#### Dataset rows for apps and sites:
=== Section Start ===

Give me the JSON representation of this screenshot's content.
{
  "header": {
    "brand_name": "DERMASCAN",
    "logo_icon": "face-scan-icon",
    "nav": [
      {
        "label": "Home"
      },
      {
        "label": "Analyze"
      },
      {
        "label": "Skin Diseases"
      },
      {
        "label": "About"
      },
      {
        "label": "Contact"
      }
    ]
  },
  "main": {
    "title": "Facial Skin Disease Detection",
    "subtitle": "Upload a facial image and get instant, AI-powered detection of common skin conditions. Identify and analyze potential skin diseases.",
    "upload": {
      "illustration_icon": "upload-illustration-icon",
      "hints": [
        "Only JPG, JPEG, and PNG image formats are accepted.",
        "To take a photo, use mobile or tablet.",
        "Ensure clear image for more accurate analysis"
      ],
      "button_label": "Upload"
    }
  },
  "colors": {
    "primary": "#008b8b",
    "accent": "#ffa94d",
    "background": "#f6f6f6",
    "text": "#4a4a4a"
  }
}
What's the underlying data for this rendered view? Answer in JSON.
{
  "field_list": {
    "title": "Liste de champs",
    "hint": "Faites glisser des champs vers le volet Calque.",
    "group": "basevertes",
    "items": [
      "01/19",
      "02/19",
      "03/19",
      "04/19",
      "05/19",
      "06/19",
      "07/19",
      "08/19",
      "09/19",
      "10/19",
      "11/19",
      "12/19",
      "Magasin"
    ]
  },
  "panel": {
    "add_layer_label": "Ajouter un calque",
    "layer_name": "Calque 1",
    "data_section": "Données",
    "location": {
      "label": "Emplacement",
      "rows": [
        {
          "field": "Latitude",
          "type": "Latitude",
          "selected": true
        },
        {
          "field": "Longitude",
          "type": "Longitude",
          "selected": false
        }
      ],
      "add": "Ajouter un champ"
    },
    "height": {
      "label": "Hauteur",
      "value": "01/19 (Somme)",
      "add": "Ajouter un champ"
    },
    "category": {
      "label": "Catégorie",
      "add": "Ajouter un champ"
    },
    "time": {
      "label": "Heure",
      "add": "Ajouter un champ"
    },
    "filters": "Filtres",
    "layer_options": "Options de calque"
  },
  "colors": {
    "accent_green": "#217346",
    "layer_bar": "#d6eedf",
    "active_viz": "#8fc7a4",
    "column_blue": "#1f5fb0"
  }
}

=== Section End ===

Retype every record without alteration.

#### Your response:
Give me the JSON representation of this screenshot's content.
{
  "header": {
    "brand_name": "DERMASCAN",
    "logo_icon": "face-scan-icon",
    "nav": [
      {
        "label": "Home"
      },
      {
        "label": "Analyze"
      },
      {
        "label": "Skin Diseases"
      },
      {
        "label": "About"
      },
      {
        "label": "Contact"
      }
    ]
  },
  "main": {
    "title": "Facial Skin Disease Detection",
    "subtitle": "Upload a facial image and get instant, AI-powered detection of common skin conditions. Identify and analyze potential skin diseases.",
    "upload": {
      "illustration_icon": "upload-illustration-icon",
      "hints": [
        "Only JPG, JPEG, and PNG image formats are accepted.",
        "To take a photo, use mobile or tablet.",
        "Ensure clear image for more accurate analysis"
      ],
      "button_label": "Upload"
    }
  },
  "colors": {
    "primary": "#008b8b",
    "accent": "#ffa94d",
    "background": "#f6f6f6",
    "text": "#4a4a4a"
  }
}
What's the underlying data for this rendered view? Answer in JSON.
{
  "field_list": {
    "title": "Liste de champs",
    "hint": "Faites glisser des champs vers le volet Calque.",
    "group": "basevertes",
    "items": [
      "01/19",
      "02/19",
      "03/19",
      "04/19",
      "05/19",
      "06/19",
      "07/19",
      "08/19",
      "09/19",
      "10/19",
      "11/19",
      "12/19",
      "Magasin"
    ]
  },
  "panel": {
    "add_layer_label": "Ajouter un calque",
    "layer_name": "Calque 1",
    "data_section": "Données",
    "location": {
      "label": "Emplacement",
      "rows": [
        {
          "field": "Latitude",
          "type": "Latitude",
          "selected": true
        },
        {
          "field": "Longitude",
          "type": "Longitude",
          "selected": false
        }
      ],
      "add": "Ajouter un champ"
    },
    "height": {
      "label": "Hauteur",
      "value": "01/19 (Somme)",
      "add": "Ajouter un champ"
    },
    "category": {
      "label": "Catégorie",
      "add": "Ajouter un champ"
    },
    "time": {
      "label": "Heure",
      "add": "Ajouter un champ"
    },
    "filters": "Filtres",
    "layer_options": "Options de calque"
  },
  "colors": {
    "accent_green": "#217346",
    "layer_bar": "#d6eedf",
    "active_viz": "#8fc7a4",
    "column_blue": "#1f5fb0"
  }
}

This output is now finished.